General NewsI recently spent some time at Threat Dynamics and didn't come down from the adrenaline high for about four hours. It's handgun training that you usually can't get in the civilian world. As they like to say there, the targets shoot back! It's fully interactive, so it's about as real as 2D can get.

But while it was good tactical training, it forced much deeper self-examination after it was all done. In short, there were times when I bordered on brilliant. Cool, controlled, definitely in the zone. Then there were other times when I completely screwed up. I've had this kind of dual experience many times before (EMT stuff comes to mind) and so as I drove home with a cat-that-swallowed-the-canary smile on my face from the adrenaline rush, I fought to sort it out.

I arrived at the absolute necessity of getting other people out of my head. I realized I was tripping up over a desire to prove myself to the instructor. In other areas, it's family, friends or colleagues. The names change but the patterns don't. I'd learned the lesson fairly quickly as a mom: focus on what the child needs, not what other moms are going to say. A mom's instincts are usually a whole lot better than the opinions of outsiders. My challenge now is to altogether stop thinking about what other people think of what I'm doing.

Unfortunately I've invested a lot of time getting into other people's heads. It's hard to boot myself out.

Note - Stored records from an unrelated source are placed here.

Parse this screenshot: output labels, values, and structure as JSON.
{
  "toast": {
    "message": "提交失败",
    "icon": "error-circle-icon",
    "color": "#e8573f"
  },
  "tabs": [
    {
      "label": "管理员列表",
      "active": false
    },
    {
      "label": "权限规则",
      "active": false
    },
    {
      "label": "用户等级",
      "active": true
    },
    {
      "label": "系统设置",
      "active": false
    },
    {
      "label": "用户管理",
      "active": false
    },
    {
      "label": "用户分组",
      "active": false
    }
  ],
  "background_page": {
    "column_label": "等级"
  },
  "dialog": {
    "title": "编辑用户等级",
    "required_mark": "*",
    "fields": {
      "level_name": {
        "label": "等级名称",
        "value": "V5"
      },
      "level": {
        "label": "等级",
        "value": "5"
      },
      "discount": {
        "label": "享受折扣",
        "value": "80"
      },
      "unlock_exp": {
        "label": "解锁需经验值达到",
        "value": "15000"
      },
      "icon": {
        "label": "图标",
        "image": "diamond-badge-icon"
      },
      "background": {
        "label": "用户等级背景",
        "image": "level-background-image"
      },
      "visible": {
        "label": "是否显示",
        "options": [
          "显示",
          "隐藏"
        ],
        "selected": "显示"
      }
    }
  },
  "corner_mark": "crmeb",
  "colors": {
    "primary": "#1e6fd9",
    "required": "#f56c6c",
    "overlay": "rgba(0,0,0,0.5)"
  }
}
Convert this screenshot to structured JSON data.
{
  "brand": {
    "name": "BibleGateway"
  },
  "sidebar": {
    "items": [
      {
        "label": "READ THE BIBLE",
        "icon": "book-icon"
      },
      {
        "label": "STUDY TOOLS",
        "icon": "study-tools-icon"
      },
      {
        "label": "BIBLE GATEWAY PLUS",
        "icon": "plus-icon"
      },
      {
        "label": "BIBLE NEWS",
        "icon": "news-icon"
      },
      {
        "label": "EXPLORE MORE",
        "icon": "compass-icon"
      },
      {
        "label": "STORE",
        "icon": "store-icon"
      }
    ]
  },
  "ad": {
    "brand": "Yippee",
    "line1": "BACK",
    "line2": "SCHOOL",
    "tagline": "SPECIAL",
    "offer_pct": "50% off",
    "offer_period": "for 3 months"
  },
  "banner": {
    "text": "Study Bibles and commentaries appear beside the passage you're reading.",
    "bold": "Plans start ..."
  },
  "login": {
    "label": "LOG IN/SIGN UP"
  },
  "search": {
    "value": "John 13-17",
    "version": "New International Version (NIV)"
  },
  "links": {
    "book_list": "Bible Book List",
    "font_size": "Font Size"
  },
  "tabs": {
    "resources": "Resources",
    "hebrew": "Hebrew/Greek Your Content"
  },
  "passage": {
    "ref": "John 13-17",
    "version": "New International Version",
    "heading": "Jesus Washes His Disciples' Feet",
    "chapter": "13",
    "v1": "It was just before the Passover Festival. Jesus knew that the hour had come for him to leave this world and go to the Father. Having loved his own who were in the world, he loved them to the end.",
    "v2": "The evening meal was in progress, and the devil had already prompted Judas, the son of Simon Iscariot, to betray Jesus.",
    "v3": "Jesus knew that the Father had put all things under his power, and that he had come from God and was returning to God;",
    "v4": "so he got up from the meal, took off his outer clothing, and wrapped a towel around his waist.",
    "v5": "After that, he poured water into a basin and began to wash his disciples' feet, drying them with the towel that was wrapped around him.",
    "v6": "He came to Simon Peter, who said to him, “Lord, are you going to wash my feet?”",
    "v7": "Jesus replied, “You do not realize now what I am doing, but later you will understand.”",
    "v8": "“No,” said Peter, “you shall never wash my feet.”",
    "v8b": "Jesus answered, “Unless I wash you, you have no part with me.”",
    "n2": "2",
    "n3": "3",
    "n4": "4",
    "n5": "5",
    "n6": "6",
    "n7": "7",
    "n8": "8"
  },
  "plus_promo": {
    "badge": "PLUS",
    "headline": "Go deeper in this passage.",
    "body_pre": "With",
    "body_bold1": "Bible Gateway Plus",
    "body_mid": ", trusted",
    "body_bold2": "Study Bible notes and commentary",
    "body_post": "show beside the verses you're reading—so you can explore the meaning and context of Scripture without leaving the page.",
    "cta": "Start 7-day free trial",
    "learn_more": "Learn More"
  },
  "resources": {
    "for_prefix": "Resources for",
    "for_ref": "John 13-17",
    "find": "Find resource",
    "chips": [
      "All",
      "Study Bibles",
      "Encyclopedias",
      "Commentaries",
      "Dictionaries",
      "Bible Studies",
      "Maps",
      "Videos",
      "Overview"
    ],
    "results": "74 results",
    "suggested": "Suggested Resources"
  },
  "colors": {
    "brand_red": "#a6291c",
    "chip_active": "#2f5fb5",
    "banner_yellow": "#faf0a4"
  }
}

But I'm getting in my own way when I tune in for people's opinions. I want to know how to be mentally alone with the challenge. My suspicion is that it's a matter of discipline, of shutting the door in the face of those thoughts when they appear. If I can do that, my future may get interesting indeed.